Syria’s chemical weapons are, once again, back in the news as of late. A recent cable from the US State Department alleges that a chemical agent was used in the city of Homs just before Christmas. Josh Rogin at Foreign Policy was the first to break the news on January 15. Rogin quotes an Obama official as saying, “We can’t definitely say 100 percent, but Syrian contacts made a compelling case that Agent 15 was used in Homs on Dec. 23.” The cable, classified at the “secret” level, has understandably caused an uproar that continues nearly two weeks later.
The latest brush with Syria’s chemical weapons has not only illustrated the ongoing devastation of the nearly two-year conflict but has also renewed fears over rogue elements, such as al-Qaeda-like groups within Syria gaining possession of the country’s chemical stockpiles. Israel seems to have increased its alert over Syria’s chemical weapons by taking measures to prepare for a situation in which these weapons fall into the hands of al-Qaeda-like groups or even Hezbollah in South Lebanon. Israel has moved at least one of its Iron Dome batteries to the northern city of Haifa, near the Lebanese and Syria borders. While the move is being called “routine,” it is unlikely that recent events in Syria don’t play some role. Israel has also sent its National Security Council head, Yaakov Amidror, to Moscow for a “lightning visit” with Russian Foreign Minister Sergey Lavrov. Amidror has been sent to convince Russian officials to take greater steps towards preventing Syria’s stockpiles from falling into the hands of rogue actors.
But the recent uproar isn’t confined merely to worries about terrorist groups or disgust over the continuing violence in Syria. Some individuals have questioned the reliability of the cable and have pointed out evidence that, like many accounts of events happening in Syria, the recent allegation of chemical-weapons-use in Homs is awash in inconsistencies. Raffi Khatchadourian at The New Yorker wrote an in-depth examination of the evidence from the cable and from Rogin’s own work and concludes that the agent used in the attack before Christmas was not, in fact, Agent 15. Instead it was a nerve gas–but not sarin. According to Khatchadourian, fingers point towards the use of a commercial pesticide that can cause some of the same symptoms as sarin gas, albeit with far fewer deaths. Khatchadourian also cites the latest response from the State Department: ‘Today, a State Department spokesperson added that the secret cable’s contents had been mischaracterized by Rogin’s source, and that there was “no credible evidence to corroborate or to confirm that chemical weapons were used.” Khatchadourian’s conclusion calls into question who the perpetrator of of the alleged attack really was and what the motivation behind such an attack could have been, in light of the developments.
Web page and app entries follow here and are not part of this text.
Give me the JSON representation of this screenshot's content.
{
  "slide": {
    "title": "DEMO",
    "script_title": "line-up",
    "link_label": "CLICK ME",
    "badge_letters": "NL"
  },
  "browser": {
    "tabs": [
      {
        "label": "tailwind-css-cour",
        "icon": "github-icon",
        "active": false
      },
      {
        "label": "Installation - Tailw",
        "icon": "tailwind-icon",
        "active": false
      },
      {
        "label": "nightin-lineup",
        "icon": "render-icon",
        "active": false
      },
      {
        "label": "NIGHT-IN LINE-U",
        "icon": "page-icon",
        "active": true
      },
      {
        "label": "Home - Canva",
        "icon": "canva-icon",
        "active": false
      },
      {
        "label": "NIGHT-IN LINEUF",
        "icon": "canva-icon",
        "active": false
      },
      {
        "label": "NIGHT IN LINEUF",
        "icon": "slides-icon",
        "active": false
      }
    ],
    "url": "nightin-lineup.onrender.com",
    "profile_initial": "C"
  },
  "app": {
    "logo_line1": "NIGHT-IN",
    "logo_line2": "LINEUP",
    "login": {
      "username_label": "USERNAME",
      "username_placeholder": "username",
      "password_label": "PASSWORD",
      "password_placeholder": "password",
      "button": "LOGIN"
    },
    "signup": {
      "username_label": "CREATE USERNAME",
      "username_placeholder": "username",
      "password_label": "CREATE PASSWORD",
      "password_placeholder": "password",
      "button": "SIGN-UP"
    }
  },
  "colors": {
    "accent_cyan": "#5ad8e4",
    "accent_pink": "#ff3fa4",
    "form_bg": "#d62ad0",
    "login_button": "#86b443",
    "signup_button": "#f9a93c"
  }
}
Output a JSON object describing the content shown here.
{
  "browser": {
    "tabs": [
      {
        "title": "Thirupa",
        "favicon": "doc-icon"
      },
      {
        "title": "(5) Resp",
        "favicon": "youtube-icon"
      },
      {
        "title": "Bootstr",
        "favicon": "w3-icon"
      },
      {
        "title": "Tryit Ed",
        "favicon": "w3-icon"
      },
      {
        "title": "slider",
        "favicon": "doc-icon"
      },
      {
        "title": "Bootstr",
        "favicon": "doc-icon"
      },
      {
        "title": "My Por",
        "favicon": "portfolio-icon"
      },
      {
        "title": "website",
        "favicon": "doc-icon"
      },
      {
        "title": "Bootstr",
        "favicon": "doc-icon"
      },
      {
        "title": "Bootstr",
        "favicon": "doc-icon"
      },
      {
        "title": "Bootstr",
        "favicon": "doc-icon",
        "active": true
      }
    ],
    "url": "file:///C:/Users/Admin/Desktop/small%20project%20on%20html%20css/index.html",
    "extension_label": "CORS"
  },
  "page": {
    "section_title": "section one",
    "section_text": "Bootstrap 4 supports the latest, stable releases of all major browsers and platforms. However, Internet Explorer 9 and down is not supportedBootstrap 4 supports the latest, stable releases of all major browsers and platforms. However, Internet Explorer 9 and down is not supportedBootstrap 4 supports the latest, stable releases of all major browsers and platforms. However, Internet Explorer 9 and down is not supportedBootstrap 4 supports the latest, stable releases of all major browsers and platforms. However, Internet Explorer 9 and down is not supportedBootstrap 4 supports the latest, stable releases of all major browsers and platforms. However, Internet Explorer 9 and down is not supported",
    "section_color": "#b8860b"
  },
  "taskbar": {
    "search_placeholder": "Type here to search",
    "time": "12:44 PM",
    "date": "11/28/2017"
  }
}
At Foreign Policy, where Rogin posted his initial story, Jeffrey Lewis takes the argument one step farther than Khatchadourian and details the history of Agent 15–that is, of a chemical agent that is entirely fictional. Lewis questions the credibility of the claim of the attack with wit, but his analysis doesn’t stop there. Throughout the article, he returns time and again to this question: Even if there had been a chemical attack, why is the red line the use of chemical weapons and not the use of torture or the killing of civilians that occurs every day in Syria?
Lewis speaks the truth. Chemical weapons use or no, the violence rages on in Syria.